Sony closed out its press conference earlier this evening by showing off what was potentially one of its most highly-anticipated titles: Marvel: Spider-Man. During the presentation, however, there was one thing that I simply couldn’t shake: much of the gameplay looked remarkably similar to the Batman: Arkham series.
Of course, this isn’t necessarily a bad thing.
The Batman: Arkham series is a treasure — a superhero video game among superhero video games. Prior to that series, I had lost all hope for Marvel/D.C.-inspired titles, plagued with painful memories of titles such as Iron Man and Superman Returns. Granted, there were some good entries here and there, but they didn’t do enough to improve my perception of the genre as a whole.
This all changed when I got Batman: Arkham Asylum in 2010. I went to a nearby Gamestop in order to cash in on a Holiday sale where you get 2 used games and you get one for free. I went there in the hopes of getting Final Fantasy XIII and God of War III, then getting Bayonetta as my free game. While I did wind up getting my first two games, Bayonetta was out of stock, so a staff member recommended Batman: Arkham — and I went with it. Little did I know my perception of Marvel/D.C.-inspired games would soon be altered forever.
I grew increasingly impressed as I played through the game: between the combat, atmosphere and various features, I truly felt like Batman and I wasn’t bored while playing. I’ve always felt the weakness with many superhero games is that they try to emulate the hero featured in the comic they’re from (which isn’t bad), but the problem is that many of these superheroes are difficult to translate into a video game in a meaningful way and developers don’t necessarily do a good job in said translation. More often than not, the end result are boring beat’em ups with no depth or sense of danger. I never had this feeling when playing Arkham Asylum. Yes, I could beat the snot out of generic foes, but I still had to play intelligently.
I quickly found myself falling in love with the Arkham Asylum, and it appears pretty much everyone else did as well.

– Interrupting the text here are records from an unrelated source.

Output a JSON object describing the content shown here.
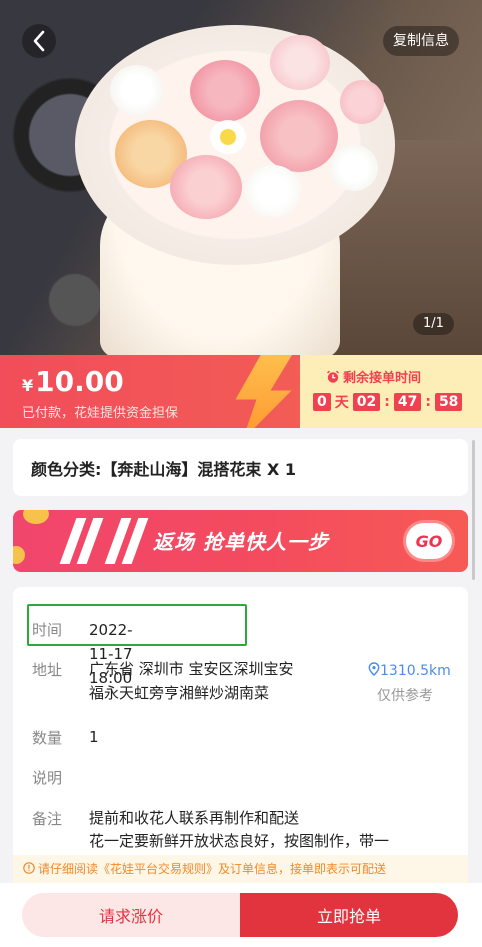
{
  "header": {
    "back_icon": "chevron-left-icon",
    "copy_label": "复制信息",
    "pager": "1/1"
  },
  "price": {
    "currency": "¥",
    "amount": "10.00",
    "guarantee": "已付款，花娃提供资金担保"
  },
  "timer": {
    "label": "剩余接单时间",
    "days": "0",
    "day_unit": "天",
    "hours": "02",
    "minutes": "47",
    "seconds": "58",
    "sep": ":"
  },
  "color_category": "颜色分类:【奔赴山海】混搭花束 X 1",
  "banner": {
    "text": "返场  抢单快人一步",
    "go": "GO"
  },
  "details": {
    "time_label": "时间",
    "time_value": "2022-11-17 18:00",
    "address_label": "地址",
    "address_line1": "广东省 深圳市 宝安区深圳宝安",
    "address_line2": "福永天虹旁亨湘鲜炒湖南菜",
    "distance": "1310.5km",
    "distance_note": "仅供参考",
    "qty_label": "数量",
    "qty_value": "1",
    "desc_label": "说明",
    "desc_value": "",
    "remark_label": "备注",
    "remark_line1": "提前和收花人联系再制作和配送",
    "remark_line2": "花一定要新鲜开放状态良好，按图制作，带一"
  },
  "notice": {
    "prefix": "请仔细阅读",
    "link": "《花娃平台交易规则》",
    "suffix": "及订单信息，接单即表示可配送"
  },
  "actions": {
    "raise": "请求涨价",
    "grab": "立即抢单"
  },
  "colors": {
    "accent": "#e2343f",
    "highlight_border": "#2da83b",
    "link_blue": "#4a8cf0",
    "notice_orange": "#f08a2a"
  }
}
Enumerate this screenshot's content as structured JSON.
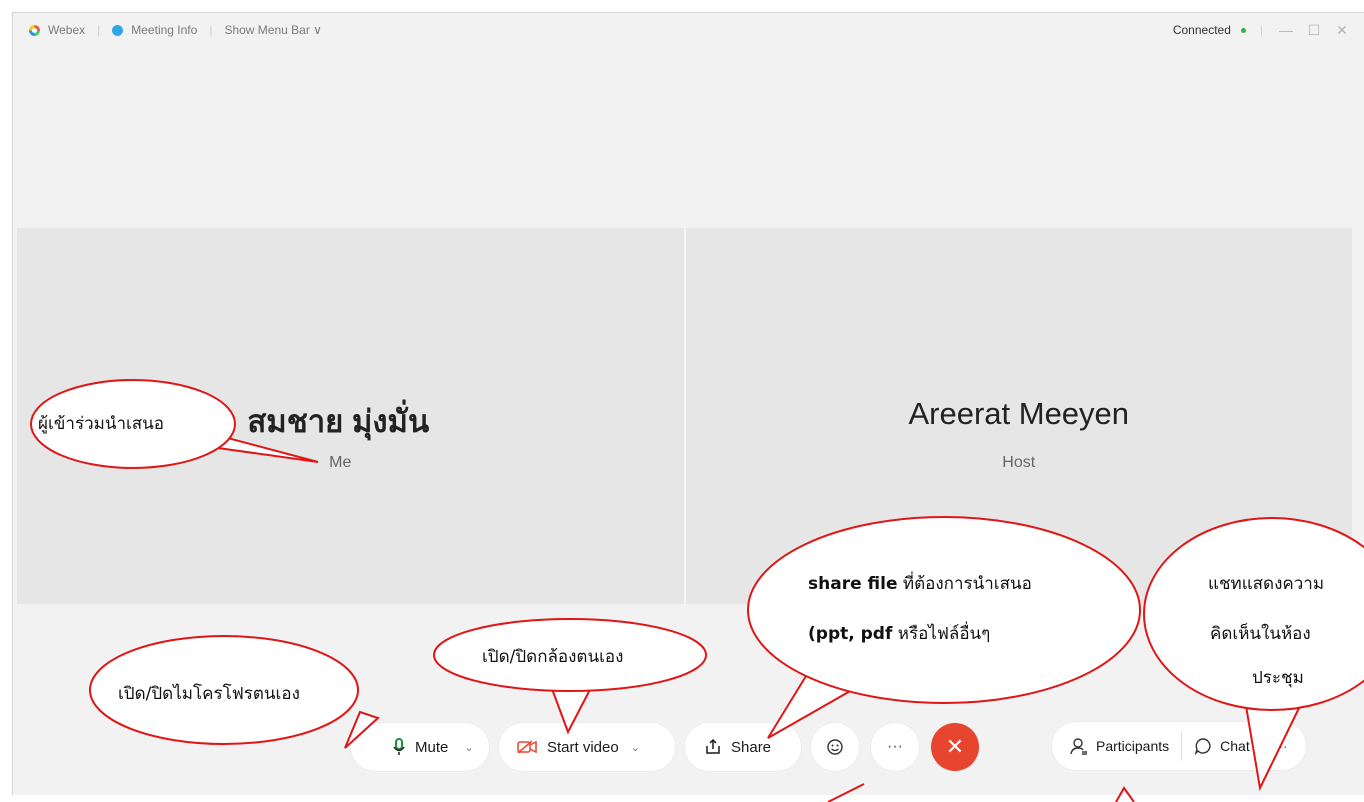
{
  "titlebar": {
    "app_name": "Webex",
    "meeting_info": "Meeting Info",
    "show_menu_bar": "Show Menu Bar",
    "status": "Connected",
    "status_color": "#2db44a"
  },
  "tiles": [
    {
      "name": "สมชาย มุ่งมั่น",
      "role": "Me"
    },
    {
      "name": "Areerat Meeyen",
      "role": "Host"
    }
  ],
  "controls": {
    "mute": "Mute",
    "start_video": "Start video",
    "share": "Share",
    "participants": "Participants",
    "chat": "Chat",
    "more": "···",
    "end_color": "#e8452f"
  },
  "annotations": {
    "presenter": "ผู้เข้าร่วมนำเสนอ",
    "mic": "เปิด/ปิดไมโครโฟรตนเอง",
    "camera": "เปิด/ปิดกล้องตนเอง",
    "share_line1_bold": "share file",
    "share_line1_rest": " ที่ต้องการนำเสนอ",
    "share_line2_bold": "(ppt, pdf",
    "share_line2_rest": " หรือไฟล์อื่นๆ",
    "chat_line1": "แชทแสดงความ",
    "chat_line2": "คิดเห็นในห้อง",
    "chat_line3": "ประชุม",
    "callout_color": "#e01515"
  }
}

Rocksteady Studios soon proved that Arkham Asylum wasn’t a flash in the pan either, because Arkham City came out two years and was even better than its predecessor. In fact, every game in the series was met with highly-favorable reviews — even Arkham Origins which was considered the weakest title in the series. At that point, I was convinced Marvel/D.C.-inspired titles could work and just needed a developer who could see what worked with the Batman: Arkham series and apply it to its own game.
Now, fast forward to E3 2017 and it appears Insomnia has done just that with Marvel: Spider-Man. Based on what has been seen thus far, its impossible to not draw parallels between Marvel: Spider-Man and the Batman: Arkham series. The combat in both entries look similar and so does the stealth options. Despite that, it still manages to retain that classic Spider-Man feel, incorporating the acrobatics and web-slinging the character is known for.
Of course this doesn’t mean the game will automatically be amazing, it could very well flop for all we know — which would be disappointing considering the Spider-Man series’ track record. However, what’s clear is that Insomnia managed to retain many of the better features of Spider-Man 2 and incorporate much of what made the Arkham series so great. Borrowing from great games from the past and intelligently building upon them is how you make you great games in the present and it looks like Insomnia is doing just that. As things stand, I’m very much looking forward to 2018 when this arrives — Marvel: Spider-Man could very well be the next great superhero game and help pave the way for others in the future.